Brave. I'll admit, I went in with high expectations - like Ridley Scott, Pixar knows how to make a stunner of a movie in terms of the look of the thing and on that score, Brave is wonderful. The scenery is so detailed and realistic that I caught my breath more than once. I wasn't sure of the storyline, though. This is a joint effort between Pixar and Disney and I've been an outspoken critic of Disney princesses. Don't get me wrong - I cut my milk teeth on Disney animation and I like it just fine. However, Disney sanitizes its fairy tales to sell tickets to the Younger Set and the Mouse tends to like weak female characters. Face it, the stories of Disney princesses tend to be of girls who are sweet and good and gentle who have bad things happen to them and who then need saving.
And don't even bother telling me to lighten up, that it's just a movie, and a kids' movie at that. What on God's green earth could be more important than the messages we send to children? As Brave puts it, "Legends are lessons." We absorb a tremendous amount of identity messages through popular culture. The rationale behind not having female-driven stories has always been that girls will go see/read stories about boys, but boys won't go see/read stories about girls.
Here's hoping the box office shatters that myth once and for all, for Brave tells a story we can all benefit from hearing.

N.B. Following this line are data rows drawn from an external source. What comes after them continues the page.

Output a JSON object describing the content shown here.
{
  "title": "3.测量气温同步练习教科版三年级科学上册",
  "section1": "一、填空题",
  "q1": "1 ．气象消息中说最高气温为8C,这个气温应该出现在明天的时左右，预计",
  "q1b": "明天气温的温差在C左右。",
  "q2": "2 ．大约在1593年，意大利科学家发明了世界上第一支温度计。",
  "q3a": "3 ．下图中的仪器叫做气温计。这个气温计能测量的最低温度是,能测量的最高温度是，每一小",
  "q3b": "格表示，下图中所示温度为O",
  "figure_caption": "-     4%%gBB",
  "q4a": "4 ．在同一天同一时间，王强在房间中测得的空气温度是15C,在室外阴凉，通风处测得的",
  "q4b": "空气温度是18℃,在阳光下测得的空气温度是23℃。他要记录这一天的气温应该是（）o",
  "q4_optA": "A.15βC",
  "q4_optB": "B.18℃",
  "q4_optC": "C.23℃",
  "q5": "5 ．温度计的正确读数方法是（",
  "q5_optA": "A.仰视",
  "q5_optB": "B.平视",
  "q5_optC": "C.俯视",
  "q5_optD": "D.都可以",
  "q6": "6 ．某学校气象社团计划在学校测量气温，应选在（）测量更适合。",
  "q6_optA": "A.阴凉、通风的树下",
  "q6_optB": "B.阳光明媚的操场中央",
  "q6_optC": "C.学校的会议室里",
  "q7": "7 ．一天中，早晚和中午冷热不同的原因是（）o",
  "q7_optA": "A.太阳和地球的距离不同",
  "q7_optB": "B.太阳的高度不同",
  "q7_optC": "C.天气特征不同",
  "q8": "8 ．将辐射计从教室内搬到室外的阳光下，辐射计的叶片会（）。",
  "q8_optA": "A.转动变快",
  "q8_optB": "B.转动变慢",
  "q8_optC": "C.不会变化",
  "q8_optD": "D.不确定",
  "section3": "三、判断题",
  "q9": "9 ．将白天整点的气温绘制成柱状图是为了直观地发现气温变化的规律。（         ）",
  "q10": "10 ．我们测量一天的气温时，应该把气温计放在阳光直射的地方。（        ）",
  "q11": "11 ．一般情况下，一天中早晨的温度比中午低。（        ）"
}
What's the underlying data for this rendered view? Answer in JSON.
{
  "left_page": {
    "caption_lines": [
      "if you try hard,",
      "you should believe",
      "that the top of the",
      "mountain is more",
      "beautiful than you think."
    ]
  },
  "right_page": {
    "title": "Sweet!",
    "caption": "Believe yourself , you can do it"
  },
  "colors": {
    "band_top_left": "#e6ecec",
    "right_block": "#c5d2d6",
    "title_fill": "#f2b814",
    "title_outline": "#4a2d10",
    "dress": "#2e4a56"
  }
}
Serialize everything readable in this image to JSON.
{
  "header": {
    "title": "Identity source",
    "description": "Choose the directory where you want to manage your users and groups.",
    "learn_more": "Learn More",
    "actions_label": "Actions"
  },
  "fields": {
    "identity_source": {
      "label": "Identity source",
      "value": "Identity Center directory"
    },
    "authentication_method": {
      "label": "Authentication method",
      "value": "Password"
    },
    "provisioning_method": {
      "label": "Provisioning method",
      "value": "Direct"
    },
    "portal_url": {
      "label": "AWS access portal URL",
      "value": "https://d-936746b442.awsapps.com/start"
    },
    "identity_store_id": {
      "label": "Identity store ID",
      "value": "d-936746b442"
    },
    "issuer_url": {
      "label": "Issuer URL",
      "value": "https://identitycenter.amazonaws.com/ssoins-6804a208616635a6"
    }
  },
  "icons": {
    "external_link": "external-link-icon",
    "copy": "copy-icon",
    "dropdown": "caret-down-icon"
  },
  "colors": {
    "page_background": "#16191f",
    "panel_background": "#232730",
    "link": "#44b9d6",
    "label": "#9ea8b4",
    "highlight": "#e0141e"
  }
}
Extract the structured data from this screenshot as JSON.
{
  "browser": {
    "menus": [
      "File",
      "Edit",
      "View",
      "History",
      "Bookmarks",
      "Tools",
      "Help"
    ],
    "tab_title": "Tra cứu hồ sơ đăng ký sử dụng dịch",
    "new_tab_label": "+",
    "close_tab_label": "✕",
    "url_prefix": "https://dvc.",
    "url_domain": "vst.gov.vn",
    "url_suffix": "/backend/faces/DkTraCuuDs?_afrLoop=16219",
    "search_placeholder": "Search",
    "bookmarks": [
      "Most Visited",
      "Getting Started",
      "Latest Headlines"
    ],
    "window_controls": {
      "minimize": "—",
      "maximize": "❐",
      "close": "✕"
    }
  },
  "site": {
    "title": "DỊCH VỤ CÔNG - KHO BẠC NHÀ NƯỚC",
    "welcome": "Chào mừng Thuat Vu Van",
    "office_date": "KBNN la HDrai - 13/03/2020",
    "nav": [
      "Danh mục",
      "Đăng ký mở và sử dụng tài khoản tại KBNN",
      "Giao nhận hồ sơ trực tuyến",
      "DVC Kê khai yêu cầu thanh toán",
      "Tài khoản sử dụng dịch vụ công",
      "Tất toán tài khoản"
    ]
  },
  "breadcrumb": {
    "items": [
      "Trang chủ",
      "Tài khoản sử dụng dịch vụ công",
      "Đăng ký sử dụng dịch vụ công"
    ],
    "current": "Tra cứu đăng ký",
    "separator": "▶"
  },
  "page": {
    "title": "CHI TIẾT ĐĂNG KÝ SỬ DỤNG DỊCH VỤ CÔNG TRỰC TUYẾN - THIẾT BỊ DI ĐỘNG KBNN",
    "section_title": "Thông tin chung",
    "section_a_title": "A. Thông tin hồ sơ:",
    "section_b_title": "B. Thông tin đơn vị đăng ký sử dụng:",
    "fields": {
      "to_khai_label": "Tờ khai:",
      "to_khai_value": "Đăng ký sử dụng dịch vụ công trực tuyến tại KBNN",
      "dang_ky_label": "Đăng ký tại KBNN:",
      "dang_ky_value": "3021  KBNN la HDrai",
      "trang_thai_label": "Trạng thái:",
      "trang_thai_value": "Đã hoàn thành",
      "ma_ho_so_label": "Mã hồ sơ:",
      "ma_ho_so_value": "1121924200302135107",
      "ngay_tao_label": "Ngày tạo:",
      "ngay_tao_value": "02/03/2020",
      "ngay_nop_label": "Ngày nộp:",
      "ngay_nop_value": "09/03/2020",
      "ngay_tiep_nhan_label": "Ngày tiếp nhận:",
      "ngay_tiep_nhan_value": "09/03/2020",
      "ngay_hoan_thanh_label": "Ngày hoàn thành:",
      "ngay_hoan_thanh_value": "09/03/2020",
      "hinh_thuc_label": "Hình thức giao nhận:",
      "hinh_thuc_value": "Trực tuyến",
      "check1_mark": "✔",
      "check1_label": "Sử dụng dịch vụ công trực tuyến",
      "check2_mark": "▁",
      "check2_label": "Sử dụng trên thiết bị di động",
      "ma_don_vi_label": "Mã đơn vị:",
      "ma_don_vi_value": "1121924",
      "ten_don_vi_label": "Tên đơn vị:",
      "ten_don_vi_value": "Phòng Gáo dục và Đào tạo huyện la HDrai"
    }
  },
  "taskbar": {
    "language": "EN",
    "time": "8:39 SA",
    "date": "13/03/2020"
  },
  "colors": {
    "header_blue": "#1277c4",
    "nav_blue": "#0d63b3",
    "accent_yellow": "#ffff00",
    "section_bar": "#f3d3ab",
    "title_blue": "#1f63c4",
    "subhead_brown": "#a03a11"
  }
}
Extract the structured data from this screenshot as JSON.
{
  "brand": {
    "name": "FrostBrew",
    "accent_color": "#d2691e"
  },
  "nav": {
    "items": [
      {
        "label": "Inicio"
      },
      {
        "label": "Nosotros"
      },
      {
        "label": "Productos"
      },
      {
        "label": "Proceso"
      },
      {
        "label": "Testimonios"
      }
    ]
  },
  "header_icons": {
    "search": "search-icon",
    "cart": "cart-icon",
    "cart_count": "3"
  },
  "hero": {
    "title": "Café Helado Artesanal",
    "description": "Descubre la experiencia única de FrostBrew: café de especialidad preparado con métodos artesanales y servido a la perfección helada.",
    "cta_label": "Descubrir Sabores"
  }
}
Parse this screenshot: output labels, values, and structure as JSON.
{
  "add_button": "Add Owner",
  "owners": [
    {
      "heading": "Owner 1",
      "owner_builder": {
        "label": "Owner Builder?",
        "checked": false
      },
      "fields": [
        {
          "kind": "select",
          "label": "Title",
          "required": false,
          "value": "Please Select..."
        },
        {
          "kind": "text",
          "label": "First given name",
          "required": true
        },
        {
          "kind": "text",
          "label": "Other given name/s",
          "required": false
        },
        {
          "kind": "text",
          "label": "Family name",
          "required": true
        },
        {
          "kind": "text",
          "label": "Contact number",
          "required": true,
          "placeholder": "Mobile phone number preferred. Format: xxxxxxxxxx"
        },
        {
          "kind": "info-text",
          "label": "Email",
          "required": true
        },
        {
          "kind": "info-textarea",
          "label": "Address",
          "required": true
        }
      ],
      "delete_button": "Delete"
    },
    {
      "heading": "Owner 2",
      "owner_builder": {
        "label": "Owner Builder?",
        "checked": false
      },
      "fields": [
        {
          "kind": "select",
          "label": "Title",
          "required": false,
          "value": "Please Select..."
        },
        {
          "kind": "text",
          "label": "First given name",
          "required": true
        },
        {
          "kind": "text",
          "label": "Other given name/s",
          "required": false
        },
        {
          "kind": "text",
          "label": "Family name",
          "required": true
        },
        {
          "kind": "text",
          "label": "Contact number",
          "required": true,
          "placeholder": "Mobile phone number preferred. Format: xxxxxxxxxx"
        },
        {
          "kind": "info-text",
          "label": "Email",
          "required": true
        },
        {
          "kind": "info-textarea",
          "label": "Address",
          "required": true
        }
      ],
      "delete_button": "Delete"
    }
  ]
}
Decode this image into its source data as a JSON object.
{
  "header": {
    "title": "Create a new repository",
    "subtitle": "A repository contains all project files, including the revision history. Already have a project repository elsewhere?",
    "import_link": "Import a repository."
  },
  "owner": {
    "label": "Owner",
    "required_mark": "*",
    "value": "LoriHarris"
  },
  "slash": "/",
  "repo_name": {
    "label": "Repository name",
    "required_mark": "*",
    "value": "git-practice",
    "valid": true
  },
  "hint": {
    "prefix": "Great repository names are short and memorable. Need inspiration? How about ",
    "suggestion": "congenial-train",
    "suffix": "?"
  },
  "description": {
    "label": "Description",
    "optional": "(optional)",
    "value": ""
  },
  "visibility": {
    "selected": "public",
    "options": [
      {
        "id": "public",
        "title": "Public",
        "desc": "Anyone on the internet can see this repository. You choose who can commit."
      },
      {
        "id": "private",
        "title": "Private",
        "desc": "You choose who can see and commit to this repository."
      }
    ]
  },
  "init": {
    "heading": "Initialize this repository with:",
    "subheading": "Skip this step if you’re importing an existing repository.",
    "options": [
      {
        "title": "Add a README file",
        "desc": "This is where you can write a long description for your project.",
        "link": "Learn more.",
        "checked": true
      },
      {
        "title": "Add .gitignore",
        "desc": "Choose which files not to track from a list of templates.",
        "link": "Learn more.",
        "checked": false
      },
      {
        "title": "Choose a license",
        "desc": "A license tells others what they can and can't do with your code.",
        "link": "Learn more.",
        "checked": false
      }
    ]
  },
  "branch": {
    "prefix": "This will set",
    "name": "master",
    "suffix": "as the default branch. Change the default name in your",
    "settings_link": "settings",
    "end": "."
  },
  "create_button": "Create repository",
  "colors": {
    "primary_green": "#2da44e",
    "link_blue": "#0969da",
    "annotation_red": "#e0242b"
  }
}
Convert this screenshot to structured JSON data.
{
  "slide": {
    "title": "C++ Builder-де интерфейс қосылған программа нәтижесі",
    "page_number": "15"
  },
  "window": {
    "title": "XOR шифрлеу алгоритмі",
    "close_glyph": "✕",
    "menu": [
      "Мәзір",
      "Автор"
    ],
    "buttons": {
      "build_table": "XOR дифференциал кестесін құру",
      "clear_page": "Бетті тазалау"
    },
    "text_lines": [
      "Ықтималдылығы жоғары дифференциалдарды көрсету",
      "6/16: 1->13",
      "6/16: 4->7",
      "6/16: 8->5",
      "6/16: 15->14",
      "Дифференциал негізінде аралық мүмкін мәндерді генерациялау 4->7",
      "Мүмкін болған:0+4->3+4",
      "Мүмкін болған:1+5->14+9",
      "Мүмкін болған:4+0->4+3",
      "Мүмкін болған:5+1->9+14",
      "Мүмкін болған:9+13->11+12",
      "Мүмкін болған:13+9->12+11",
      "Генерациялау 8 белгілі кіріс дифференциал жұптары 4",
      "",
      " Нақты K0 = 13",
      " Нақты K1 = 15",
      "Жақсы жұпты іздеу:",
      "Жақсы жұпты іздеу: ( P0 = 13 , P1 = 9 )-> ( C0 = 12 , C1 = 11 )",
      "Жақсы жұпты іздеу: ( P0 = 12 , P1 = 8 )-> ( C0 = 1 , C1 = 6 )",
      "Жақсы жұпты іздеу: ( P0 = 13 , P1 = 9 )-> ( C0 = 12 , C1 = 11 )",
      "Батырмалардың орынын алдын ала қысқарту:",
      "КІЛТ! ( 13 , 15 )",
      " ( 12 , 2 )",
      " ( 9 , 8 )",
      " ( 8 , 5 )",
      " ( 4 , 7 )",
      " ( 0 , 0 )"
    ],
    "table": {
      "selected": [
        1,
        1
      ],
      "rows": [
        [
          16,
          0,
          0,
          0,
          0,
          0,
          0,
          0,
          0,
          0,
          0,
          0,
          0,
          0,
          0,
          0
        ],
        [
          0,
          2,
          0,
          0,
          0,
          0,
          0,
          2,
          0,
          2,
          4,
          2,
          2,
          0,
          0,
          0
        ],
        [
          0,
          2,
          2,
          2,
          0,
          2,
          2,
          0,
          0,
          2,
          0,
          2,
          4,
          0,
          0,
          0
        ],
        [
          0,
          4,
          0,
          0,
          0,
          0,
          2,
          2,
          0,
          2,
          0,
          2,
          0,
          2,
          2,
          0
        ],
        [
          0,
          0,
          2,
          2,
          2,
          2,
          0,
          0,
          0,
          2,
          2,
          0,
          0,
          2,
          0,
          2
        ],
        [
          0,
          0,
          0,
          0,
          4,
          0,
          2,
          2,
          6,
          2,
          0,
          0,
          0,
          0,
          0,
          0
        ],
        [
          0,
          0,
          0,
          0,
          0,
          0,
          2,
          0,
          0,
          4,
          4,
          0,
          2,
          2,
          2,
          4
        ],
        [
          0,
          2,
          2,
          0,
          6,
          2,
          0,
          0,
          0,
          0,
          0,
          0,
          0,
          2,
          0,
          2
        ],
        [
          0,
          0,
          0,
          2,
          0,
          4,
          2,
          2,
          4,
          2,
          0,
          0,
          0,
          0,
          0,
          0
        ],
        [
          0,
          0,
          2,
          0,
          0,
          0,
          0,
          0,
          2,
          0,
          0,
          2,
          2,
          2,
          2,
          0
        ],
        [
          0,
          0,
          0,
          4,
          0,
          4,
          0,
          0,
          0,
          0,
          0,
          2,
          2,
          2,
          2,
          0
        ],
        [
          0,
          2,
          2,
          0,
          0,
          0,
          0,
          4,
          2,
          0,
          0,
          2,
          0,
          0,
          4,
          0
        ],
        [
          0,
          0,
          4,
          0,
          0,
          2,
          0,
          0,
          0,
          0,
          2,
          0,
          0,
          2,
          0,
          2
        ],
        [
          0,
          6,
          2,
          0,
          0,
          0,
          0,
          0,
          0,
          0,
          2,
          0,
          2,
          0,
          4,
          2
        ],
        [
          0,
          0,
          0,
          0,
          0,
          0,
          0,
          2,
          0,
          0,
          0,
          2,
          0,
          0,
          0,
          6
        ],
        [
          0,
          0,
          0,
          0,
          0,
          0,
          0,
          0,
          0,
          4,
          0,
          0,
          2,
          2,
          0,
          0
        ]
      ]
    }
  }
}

I will admit that I sat in the darkened theatre as the credits played with tears running down my face. Now, Pixar's made me cry before (if the first ten minutes of Up don't get you weepy, seek clinical help), but this was different. My whole life, I've been waiting to see Brave, I just didn't know the title. Maybe this is just a "girl thing;" I don't know. But I've yearned to see a girl take charge of her own life. A girl who demands that she be given the same choices that a boy would have - and the same opportunities to rule her own destiny. Brave also does some really nice things with (of all things) hair. Look at how wild and untamed Merida's red curls are as opposed to her mother Elinor's smooth, restrained locks - there's a nice metaphor going on there. Also, unlike many Disney pictures, there's no evil here (which is often portrayed as female - a witch or a stepmother, for example). In Brave, the bad things happen because of poor choices that are made, including the failure to listen, and Merida then chooses to square her shoulders and fix the mess she created. It's a powerful message to send to children - girls and boys both - and seeing that story told, and told so beautifully, got me to crying.
Nothing wrong with tears. Madness often springs from the inability to shed them.
All this said, Brave has a few scenes that are probably too intense for very young children. But they'll be old enough to benefit from this story of a strong girl raised by strong parents and the ties that bind us together soon enough. And I'm so glad that kids are going to have this movie as a touchstone - girls and boys both will grow up thinking that Merida is pretty darned cool and we'll all better off for that.
By the way, Pixar also included a short called La Luna to go with Brave. Absolutely gorgeous and another jewel in Pixar's crown of family-oriented stories. Be sure you see it.